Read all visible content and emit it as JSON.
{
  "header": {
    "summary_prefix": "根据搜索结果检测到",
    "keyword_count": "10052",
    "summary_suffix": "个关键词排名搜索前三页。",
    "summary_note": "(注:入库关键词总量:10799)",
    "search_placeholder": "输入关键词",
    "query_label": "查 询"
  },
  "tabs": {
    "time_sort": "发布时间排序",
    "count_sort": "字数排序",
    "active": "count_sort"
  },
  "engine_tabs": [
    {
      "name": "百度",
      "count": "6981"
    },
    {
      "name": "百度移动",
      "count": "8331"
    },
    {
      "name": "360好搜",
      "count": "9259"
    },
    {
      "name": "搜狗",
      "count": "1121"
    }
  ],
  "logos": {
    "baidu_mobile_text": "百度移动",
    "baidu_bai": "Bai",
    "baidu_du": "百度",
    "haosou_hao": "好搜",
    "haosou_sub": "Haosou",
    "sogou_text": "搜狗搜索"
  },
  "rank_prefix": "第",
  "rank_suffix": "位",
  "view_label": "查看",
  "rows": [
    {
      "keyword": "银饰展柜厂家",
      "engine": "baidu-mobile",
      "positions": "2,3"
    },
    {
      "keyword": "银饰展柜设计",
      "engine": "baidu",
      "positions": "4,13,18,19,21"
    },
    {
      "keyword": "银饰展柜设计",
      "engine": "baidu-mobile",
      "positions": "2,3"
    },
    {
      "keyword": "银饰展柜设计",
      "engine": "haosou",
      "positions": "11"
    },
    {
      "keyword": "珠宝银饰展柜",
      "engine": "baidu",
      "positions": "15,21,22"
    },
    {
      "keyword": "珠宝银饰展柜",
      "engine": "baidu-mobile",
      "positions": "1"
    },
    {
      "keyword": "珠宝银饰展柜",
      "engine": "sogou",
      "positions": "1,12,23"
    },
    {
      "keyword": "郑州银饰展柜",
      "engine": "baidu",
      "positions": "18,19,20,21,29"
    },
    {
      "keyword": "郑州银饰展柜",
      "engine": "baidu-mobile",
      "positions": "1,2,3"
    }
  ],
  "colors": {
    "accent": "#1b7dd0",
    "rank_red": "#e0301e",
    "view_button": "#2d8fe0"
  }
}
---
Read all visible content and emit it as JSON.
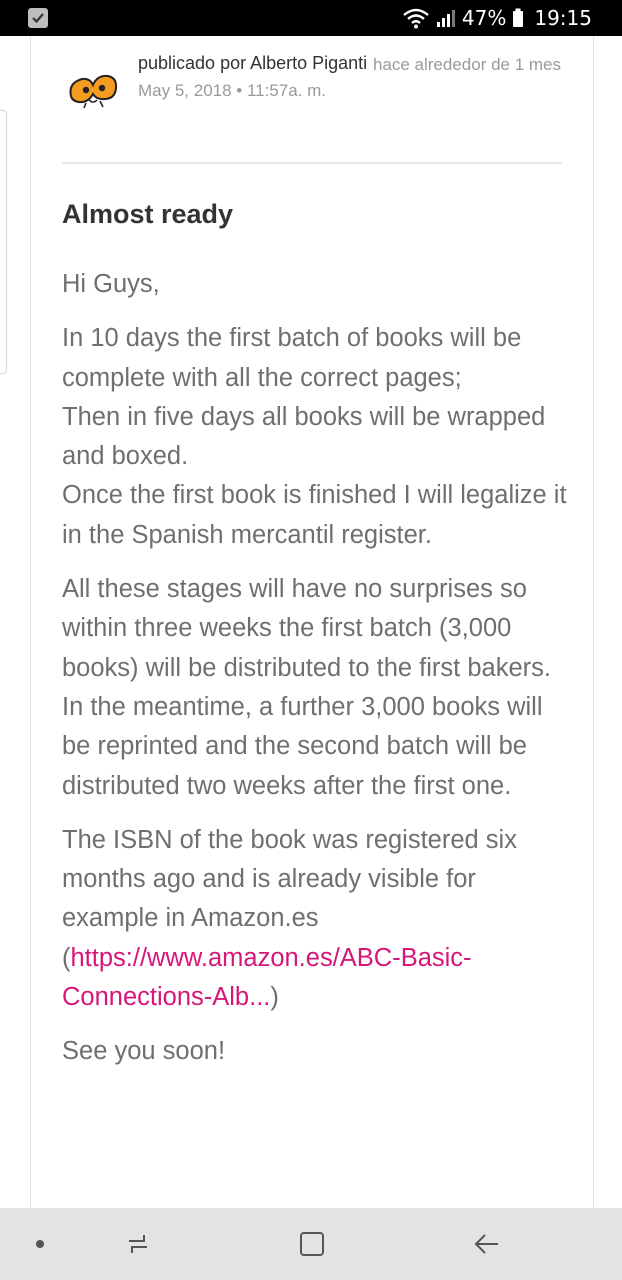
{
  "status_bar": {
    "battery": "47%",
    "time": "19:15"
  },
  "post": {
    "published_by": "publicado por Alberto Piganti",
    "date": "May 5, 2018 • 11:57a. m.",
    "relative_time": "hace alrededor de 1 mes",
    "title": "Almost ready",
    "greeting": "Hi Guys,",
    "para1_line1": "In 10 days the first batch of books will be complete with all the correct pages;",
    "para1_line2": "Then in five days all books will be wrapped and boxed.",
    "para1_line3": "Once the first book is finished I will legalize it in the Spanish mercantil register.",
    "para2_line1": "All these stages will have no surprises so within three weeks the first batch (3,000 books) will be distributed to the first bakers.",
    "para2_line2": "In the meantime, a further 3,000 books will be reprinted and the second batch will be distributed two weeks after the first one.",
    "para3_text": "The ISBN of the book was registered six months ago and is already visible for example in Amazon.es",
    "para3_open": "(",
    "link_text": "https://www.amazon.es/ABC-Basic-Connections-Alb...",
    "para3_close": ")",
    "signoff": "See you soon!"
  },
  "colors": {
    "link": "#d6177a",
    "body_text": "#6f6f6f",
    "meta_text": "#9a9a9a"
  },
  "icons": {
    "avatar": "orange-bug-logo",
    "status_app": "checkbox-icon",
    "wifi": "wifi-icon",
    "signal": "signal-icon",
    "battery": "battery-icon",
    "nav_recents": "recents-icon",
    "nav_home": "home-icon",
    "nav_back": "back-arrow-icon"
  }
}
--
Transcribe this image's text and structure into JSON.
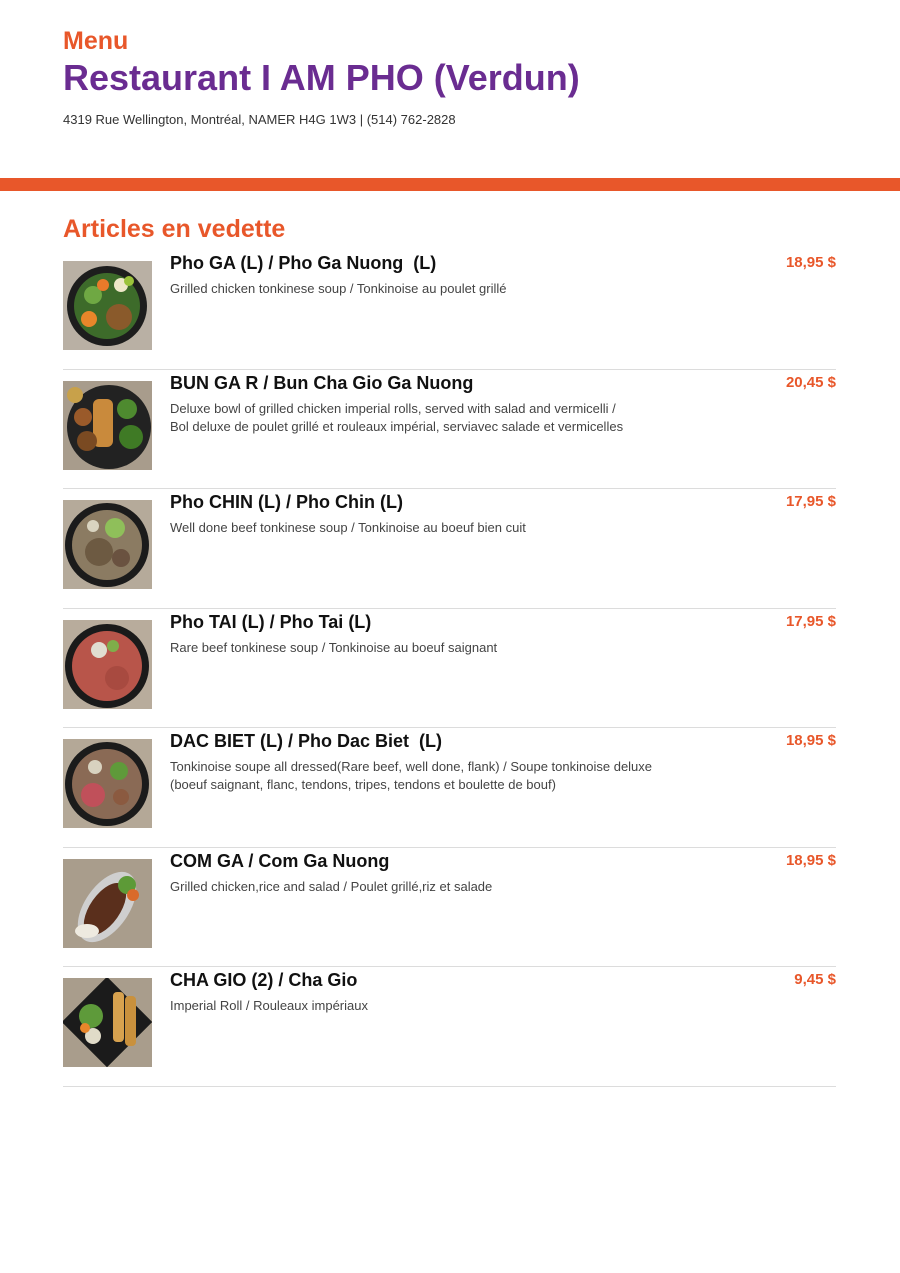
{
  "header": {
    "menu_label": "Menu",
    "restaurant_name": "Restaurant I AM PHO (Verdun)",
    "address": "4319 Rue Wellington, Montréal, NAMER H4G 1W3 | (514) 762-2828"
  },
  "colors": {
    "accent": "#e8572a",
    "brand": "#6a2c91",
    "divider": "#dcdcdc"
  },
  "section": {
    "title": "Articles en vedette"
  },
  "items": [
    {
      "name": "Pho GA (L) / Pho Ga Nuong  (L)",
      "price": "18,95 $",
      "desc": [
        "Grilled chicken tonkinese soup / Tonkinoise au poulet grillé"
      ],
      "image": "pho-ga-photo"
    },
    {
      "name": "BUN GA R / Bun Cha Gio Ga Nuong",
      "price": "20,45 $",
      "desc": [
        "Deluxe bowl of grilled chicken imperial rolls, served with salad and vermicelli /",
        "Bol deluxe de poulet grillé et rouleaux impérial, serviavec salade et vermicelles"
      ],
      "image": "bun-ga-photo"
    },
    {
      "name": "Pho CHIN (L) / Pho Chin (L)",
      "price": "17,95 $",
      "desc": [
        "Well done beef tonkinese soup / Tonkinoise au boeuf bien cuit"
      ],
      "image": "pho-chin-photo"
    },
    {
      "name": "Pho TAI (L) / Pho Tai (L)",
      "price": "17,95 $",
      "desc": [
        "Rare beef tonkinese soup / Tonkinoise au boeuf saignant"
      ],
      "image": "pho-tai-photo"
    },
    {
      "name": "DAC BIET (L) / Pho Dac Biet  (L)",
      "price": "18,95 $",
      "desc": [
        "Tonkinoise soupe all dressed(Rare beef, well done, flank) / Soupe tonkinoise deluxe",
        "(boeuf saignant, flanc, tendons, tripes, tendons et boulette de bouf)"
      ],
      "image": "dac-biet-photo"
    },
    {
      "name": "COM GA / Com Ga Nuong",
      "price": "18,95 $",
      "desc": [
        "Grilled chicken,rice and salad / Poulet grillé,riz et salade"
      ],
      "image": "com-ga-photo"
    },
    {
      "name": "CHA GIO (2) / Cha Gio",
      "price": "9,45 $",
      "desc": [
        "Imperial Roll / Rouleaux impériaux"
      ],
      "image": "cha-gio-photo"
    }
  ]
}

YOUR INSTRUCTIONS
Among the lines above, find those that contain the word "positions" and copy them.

ANSWER TO THIS PROBLEM
      "positions": "2,3"
      "positions": "4,13,18,19,21"
      "positions": "2,3"
      "positions": "11"
      "positions": "15,21,22"
      "positions": "1"
      "positions": "1,12,23"
      "positions": "18,19,20,21,29"
      "positions": "1,2,3"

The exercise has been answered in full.